[Dataset rows describing interfaces]
'''

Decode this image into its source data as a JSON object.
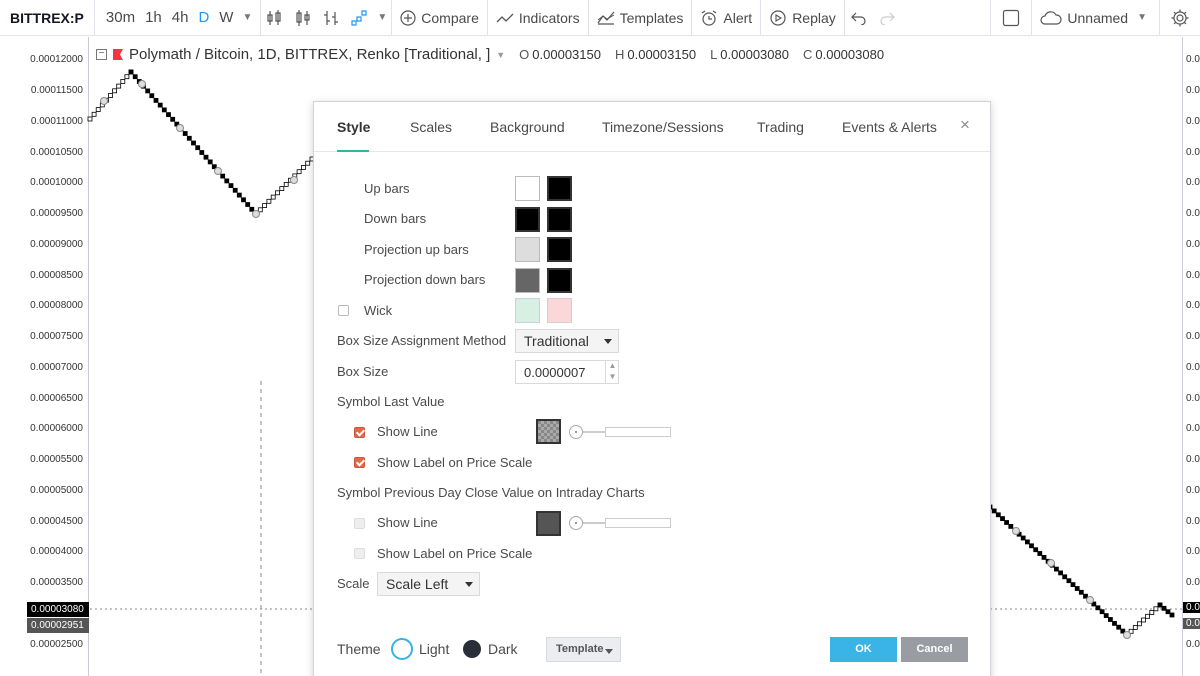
{
  "toolbar": {
    "symbol": "BITTREX:P",
    "intervals": [
      "30m",
      "1h",
      "4h",
      "D",
      "W"
    ],
    "active_interval": "D",
    "compare_label": "Compare",
    "indicators_label": "Indicators",
    "templates_label": "Templates",
    "alert_label": "Alert",
    "replay_label": "Replay",
    "layout_name": "Unnamed"
  },
  "legend": {
    "title": "Polymath / Bitcoin, 1D, BITTREX, Renko [Traditional, ]",
    "o_key": "O",
    "o_val": "0.00003150",
    "h_key": "H",
    "h_val": "0.00003150",
    "l_key": "L",
    "l_val": "0.00003080",
    "c_key": "C",
    "c_val": "0.00003080"
  },
  "price_scale": {
    "ticks": [
      "0.00012000",
      "0.00011500",
      "0.00011000",
      "0.00010500",
      "0.00010000",
      "0.00009500",
      "0.00009000",
      "0.00008500",
      "0.00008000",
      "0.00007500",
      "0.00007000",
      "0.00006500",
      "0.00006000",
      "0.00005500",
      "0.00005000",
      "0.00004500",
      "0.00004000",
      "0.00003500",
      "0.00003000",
      "0.00002500"
    ],
    "right_ticks": [
      "0.0",
      "0.0",
      "0.0",
      "0.0",
      "0.0",
      "0.0",
      "0.0",
      "0.0",
      "0.0",
      "0.0",
      "0.0",
      "0.0",
      "0.0",
      "0.0",
      "0.0",
      "0.0",
      "0.0",
      "0.0",
      "0.0",
      "0.0"
    ],
    "last_price": "0.00003080",
    "prev_close": "0.00002951",
    "last_price_color": "#000000",
    "prev_close_color": "#555555"
  },
  "dialog": {
    "tabs": [
      "Style",
      "Scales",
      "Background",
      "Timezone/Sessions",
      "Trading",
      "Events & Alerts"
    ],
    "active_tab": "Style",
    "close_glyph": "×",
    "up_bars": "Up bars",
    "down_bars": "Down bars",
    "proj_up_bars": "Projection up bars",
    "proj_down_bars": "Projection down bars",
    "wick": "Wick",
    "box_method_label": "Box Size Assignment Method",
    "box_method_value": "Traditional",
    "box_size_label": "Box Size",
    "box_size_value": "0.0000007",
    "symbol_last_value": "Symbol Last Value",
    "show_line": "Show Line",
    "show_label": "Show Label on Price Scale",
    "prev_day_close": "Symbol Previous Day Close Value on Intraday Charts",
    "show_line_2": "Show Line",
    "show_label_2": "Show Label on Price Scale",
    "scale_label": "Scale",
    "scale_value": "Scale Left",
    "theme_label": "Theme",
    "light_label": "Light",
    "dark_label": "Dark",
    "template_label": "Template",
    "ok_label": "OK",
    "cancel_label": "Cancel",
    "colors": {
      "up_body": "#ffffff",
      "up_border": "#000000",
      "down_body": "#000000",
      "down_border": "#000000",
      "proj_up_body": "#dddddd",
      "proj_up_border": "#000000",
      "proj_down_body": "#666666",
      "proj_down_border": "#000000",
      "wick_up": "#d6f0e4",
      "wick_down": "#fbd7da"
    },
    "checks": {
      "wick": false,
      "last_show_line": true,
      "last_show_label": true,
      "prev_show_line": false,
      "prev_show_label": false
    }
  }
}
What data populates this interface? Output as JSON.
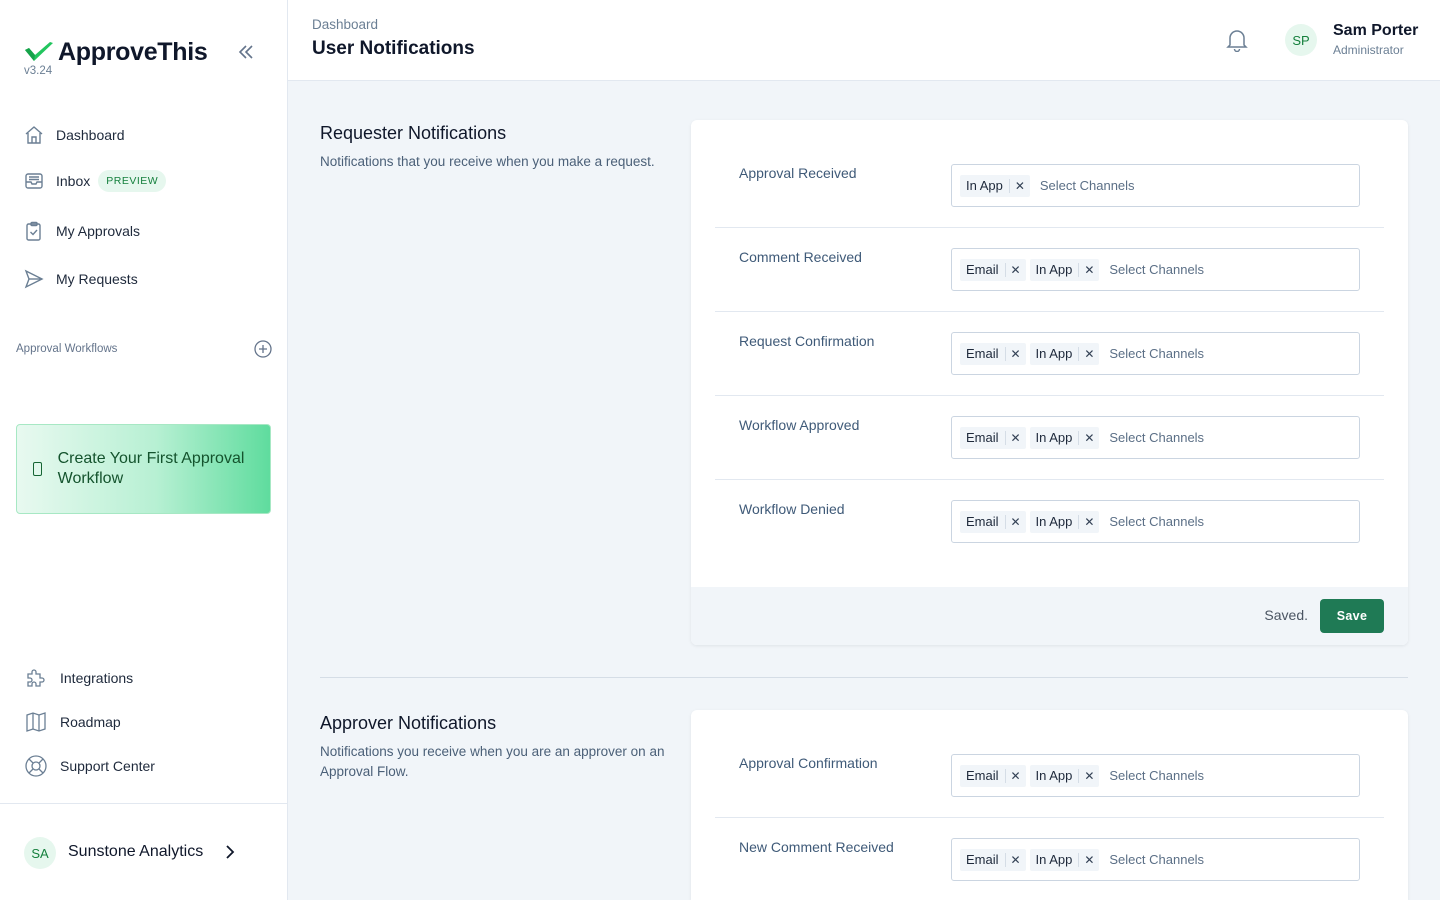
{
  "app": {
    "name": "ApproveThis",
    "version": "v3.24",
    "brand_color": "#1f7a55"
  },
  "sidebar": {
    "nav": [
      {
        "label": "Dashboard",
        "icon": "home-icon"
      },
      {
        "label": "Inbox",
        "icon": "inbox-icon",
        "badge": "PREVIEW"
      },
      {
        "label": "My Approvals",
        "icon": "clipboard-check-icon"
      },
      {
        "label": "My Requests",
        "icon": "send-icon"
      }
    ],
    "workflows_title": "Approval Workflows",
    "create_card": "Create Your First Approval Workflow",
    "bottom_nav": [
      {
        "label": "Integrations",
        "icon": "puzzle-icon"
      },
      {
        "label": "Roadmap",
        "icon": "map-icon"
      },
      {
        "label": "Support Center",
        "icon": "lifebuoy-icon"
      }
    ],
    "org": {
      "initials": "SA",
      "name": "Sunstone Analytics"
    }
  },
  "header": {
    "breadcrumb": "Dashboard",
    "title": "User Notifications",
    "user": {
      "initials": "SP",
      "name": "Sam Porter",
      "role": "Administrator"
    }
  },
  "channel_placeholder": "Select Channels",
  "sections": [
    {
      "title": "Requester Notifications",
      "description": "Notifications that you receive when you make a request.",
      "rows": [
        {
          "label": "Approval Received",
          "channels": [
            "In App"
          ]
        },
        {
          "label": "Comment Received",
          "channels": [
            "Email",
            "In App"
          ]
        },
        {
          "label": "Request Confirmation",
          "channels": [
            "Email",
            "In App"
          ]
        },
        {
          "label": "Workflow Approved",
          "channels": [
            "Email",
            "In App"
          ]
        },
        {
          "label": "Workflow Denied",
          "channels": [
            "Email",
            "In App"
          ]
        }
      ],
      "status": "Saved.",
      "save_label": "Save"
    },
    {
      "title": "Approver Notifications",
      "description": "Notifications you receive when you are an approver on an Approval Flow.",
      "rows": [
        {
          "label": "Approval Confirmation",
          "channels": [
            "Email",
            "In App"
          ]
        },
        {
          "label": "New Comment Received",
          "channels": [
            "Email",
            "In App"
          ]
        }
      ]
    }
  ]
}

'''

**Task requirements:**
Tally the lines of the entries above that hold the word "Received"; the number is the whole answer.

**Your solution:**
3